PROMPT: Take from the material every line containing the string "title" and copy it.

TASK INPUTS Block Start

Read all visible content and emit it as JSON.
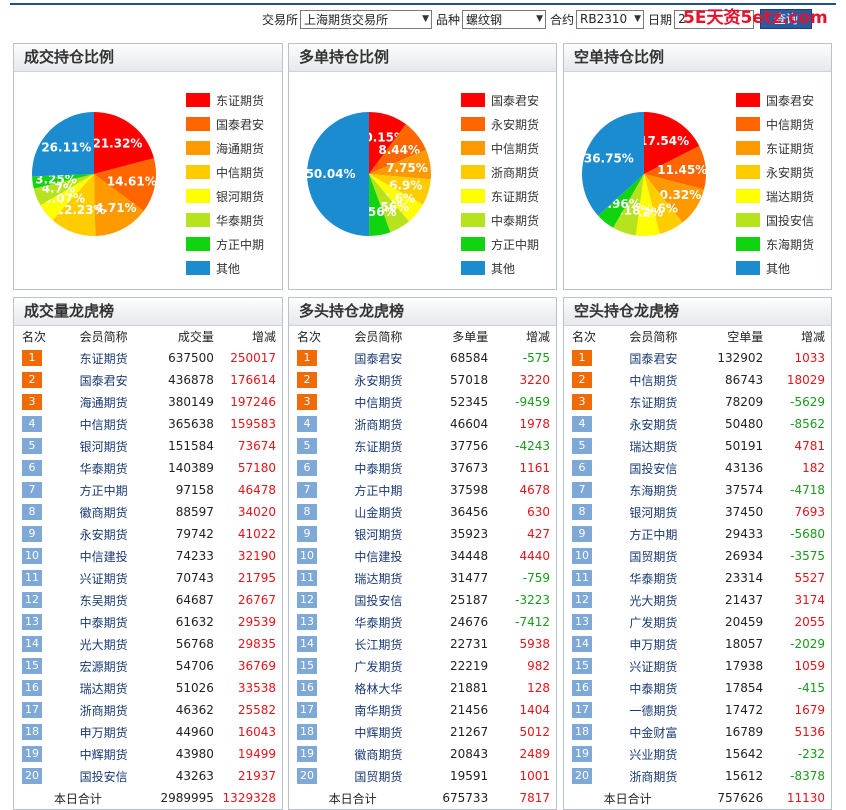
{
  "toolbar": {
    "exchange_label": "交易所",
    "exchange_value": "上海期货交易所",
    "product_label": "品种",
    "product_value": "螺纹钢",
    "contract_label": "合约",
    "contract_value": "RB2310",
    "date_label": "日期",
    "date_value": "2",
    "query_label": "查询"
  },
  "watermark": "5E天资5etz.com",
  "pie_panels": [
    {
      "title": "成交持仓比例",
      "chart_data": {
        "type": "pie",
        "slices": [
          {
            "name": "东证期货",
            "value": 21.32,
            "label": "21.32%",
            "color": "#ff0000"
          },
          {
            "name": "国泰君安",
            "value": 14.61,
            "label": "14.61%",
            "color": "#ff6600"
          },
          {
            "name": "海通期货",
            "value": 14.71,
            "label": "14.71%",
            "color": "#ff9900"
          },
          {
            "name": "中信期货",
            "value": 12.23,
            "label": "12.23%",
            "color": "#ffcc00"
          },
          {
            "name": "银河期货",
            "value": 5.07,
            "label": "5.07%",
            "color": "#ffff00"
          },
          {
            "name": "华泰期货",
            "value": 4.7,
            "label": "4.7%",
            "color": "#b6e21e"
          },
          {
            "name": "方正中期",
            "value": 3.25,
            "label": "3.25%",
            "color": "#10d410"
          },
          {
            "name": "其他",
            "value": 26.11,
            "label": "26.11%",
            "color": "#1a8ccf"
          }
        ]
      }
    },
    {
      "title": "多单持仓比例",
      "chart_data": {
        "type": "pie",
        "slices": [
          {
            "name": "国泰君安",
            "value": 10.15,
            "label": "10.15%",
            "color": "#ff0000"
          },
          {
            "name": "永安期货",
            "value": 8.44,
            "label": "8.44%",
            "color": "#ff6600"
          },
          {
            "name": "中信期货",
            "value": 7.75,
            "label": "7.75%",
            "color": "#ff9900"
          },
          {
            "name": "浙商期货",
            "value": 6.9,
            "label": "6.9%",
            "color": "#ffcc00"
          },
          {
            "name": "东证期货",
            "value": 5.6,
            "label": "5.6%",
            "color": "#ffff00"
          },
          {
            "name": "中泰期货",
            "value": 5.56,
            "label": "5.56%",
            "color": "#b6e21e"
          },
          {
            "name": "方正中期",
            "value": 5.56,
            "label": "5.56%",
            "color": "#10d410"
          },
          {
            "name": "其他",
            "value": 50.04,
            "label": "50.04%",
            "color": "#1a8ccf"
          }
        ]
      }
    },
    {
      "title": "空单持仓比例",
      "chart_data": {
        "type": "pie",
        "slices": [
          {
            "name": "国泰君安",
            "value": 17.54,
            "label": "17.54%",
            "color": "#ff0000"
          },
          {
            "name": "中信期货",
            "value": 11.45,
            "label": "11.45%",
            "color": "#ff6600"
          },
          {
            "name": "东证期货",
            "value": 10.32,
            "label": "10.32%",
            "color": "#ff9900"
          },
          {
            "name": "永安期货",
            "value": 6.6,
            "label": "6.6%",
            "color": "#ffcc00"
          },
          {
            "name": "瑞达期货",
            "value": 6.2,
            "label": "6.2%",
            "color": "#ffff00"
          },
          {
            "name": "国投安信",
            "value": 6.18,
            "label": "6.18%",
            "color": "#b6e21e"
          },
          {
            "name": "东海期货",
            "value": 4.96,
            "label": "4.96%",
            "color": "#10d410"
          },
          {
            "name": "其他",
            "value": 36.75,
            "label": "36.75%",
            "color": "#1a8ccf"
          }
        ]
      }
    }
  ],
  "rank_panels": [
    {
      "title": "成交量龙虎榜",
      "headers": [
        "名次",
        "会员简称",
        "成交量",
        "增减"
      ],
      "rows": [
        [
          "1",
          "东证期货",
          "637500",
          "250017"
        ],
        [
          "2",
          "国泰君安",
          "436878",
          "176614"
        ],
        [
          "3",
          "海通期货",
          "380149",
          "197246"
        ],
        [
          "4",
          "中信期货",
          "365638",
          "159583"
        ],
        [
          "5",
          "银河期货",
          "151584",
          "73674"
        ],
        [
          "6",
          "华泰期货",
          "140389",
          "57180"
        ],
        [
          "7",
          "方正中期",
          "97158",
          "46478"
        ],
        [
          "8",
          "徽商期货",
          "88597",
          "34020"
        ],
        [
          "9",
          "永安期货",
          "79742",
          "41022"
        ],
        [
          "10",
          "中信建投",
          "74233",
          "32190"
        ],
        [
          "11",
          "兴证期货",
          "70743",
          "21795"
        ],
        [
          "12",
          "东吴期货",
          "64687",
          "26767"
        ],
        [
          "13",
          "中泰期货",
          "61632",
          "29539"
        ],
        [
          "14",
          "光大期货",
          "56768",
          "29835"
        ],
        [
          "15",
          "宏源期货",
          "54706",
          "36769"
        ],
        [
          "16",
          "瑞达期货",
          "51026",
          "33538"
        ],
        [
          "17",
          "浙商期货",
          "46362",
          "25582"
        ],
        [
          "18",
          "申万期货",
          "44960",
          "16043"
        ],
        [
          "19",
          "中辉期货",
          "43980",
          "19499"
        ],
        [
          "20",
          "国投安信",
          "43263",
          "21937"
        ]
      ],
      "total_label": "本日合计",
      "total_value": "2989995",
      "total_change": "1329328"
    },
    {
      "title": "多头持仓龙虎榜",
      "headers": [
        "名次",
        "会员简称",
        "多单量",
        "增减"
      ],
      "rows": [
        [
          "1",
          "国泰君安",
          "68584",
          "-575"
        ],
        [
          "2",
          "永安期货",
          "57018",
          "3220"
        ],
        [
          "3",
          "中信期货",
          "52345",
          "-9459"
        ],
        [
          "4",
          "浙商期货",
          "46604",
          "1978"
        ],
        [
          "5",
          "东证期货",
          "37756",
          "-4243"
        ],
        [
          "6",
          "中泰期货",
          "37673",
          "1161"
        ],
        [
          "7",
          "方正中期",
          "37598",
          "4678"
        ],
        [
          "8",
          "山金期货",
          "36456",
          "630"
        ],
        [
          "9",
          "银河期货",
          "35923",
          "427"
        ],
        [
          "10",
          "中信建投",
          "34448",
          "4440"
        ],
        [
          "11",
          "瑞达期货",
          "31477",
          "-759"
        ],
        [
          "12",
          "国投安信",
          "25187",
          "-3223"
        ],
        [
          "13",
          "华泰期货",
          "24676",
          "-7412"
        ],
        [
          "14",
          "长江期货",
          "22731",
          "5938"
        ],
        [
          "15",
          "广发期货",
          "22219",
          "982"
        ],
        [
          "16",
          "格林大华",
          "21881",
          "128"
        ],
        [
          "17",
          "南华期货",
          "21456",
          "1404"
        ],
        [
          "18",
          "中辉期货",
          "21267",
          "5012"
        ],
        [
          "19",
          "徽商期货",
          "20843",
          "2489"
        ],
        [
          "20",
          "国贸期货",
          "19591",
          "1001"
        ]
      ],
      "total_label": "本日合计",
      "total_value": "675733",
      "total_change": "7817"
    },
    {
      "title": "空头持仓龙虎榜",
      "headers": [
        "名次",
        "会员简称",
        "空单量",
        "增减"
      ],
      "rows": [
        [
          "1",
          "国泰君安",
          "132902",
          "1033"
        ],
        [
          "2",
          "中信期货",
          "86743",
          "18029"
        ],
        [
          "3",
          "东证期货",
          "78209",
          "-5629"
        ],
        [
          "4",
          "永安期货",
          "50480",
          "-8562"
        ],
        [
          "5",
          "瑞达期货",
          "50191",
          "4781"
        ],
        [
          "6",
          "国投安信",
          "43136",
          "182"
        ],
        [
          "7",
          "东海期货",
          "37574",
          "-4718"
        ],
        [
          "8",
          "银河期货",
          "37450",
          "7693"
        ],
        [
          "9",
          "方正中期",
          "29433",
          "-5680"
        ],
        [
          "10",
          "国贸期货",
          "26934",
          "-3575"
        ],
        [
          "11",
          "华泰期货",
          "23314",
          "5527"
        ],
        [
          "12",
          "光大期货",
          "21437",
          "3174"
        ],
        [
          "13",
          "广发期货",
          "20459",
          "2055"
        ],
        [
          "14",
          "申万期货",
          "18057",
          "-2029"
        ],
        [
          "15",
          "兴证期货",
          "17938",
          "1059"
        ],
        [
          "16",
          "中泰期货",
          "17854",
          "-415"
        ],
        [
          "17",
          "一德期货",
          "17472",
          "1679"
        ],
        [
          "18",
          "中金财富",
          "16789",
          "5136"
        ],
        [
          "19",
          "兴业期货",
          "15642",
          "-232"
        ],
        [
          "20",
          "浙商期货",
          "15612",
          "-8378"
        ]
      ],
      "total_label": "本日合计",
      "total_value": "757626",
      "total_change": "11130"
    }
  ]
}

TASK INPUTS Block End

ANSWER TO THIS TASK:
      "title": "成交持仓比例",
      "title": "多单持仓比例",
      "title": "空单持仓比例",
      "title": "成交量龙虎榜",
      "title": "多头持仓龙虎榜",
      "title": "空头持仓龙虎榜",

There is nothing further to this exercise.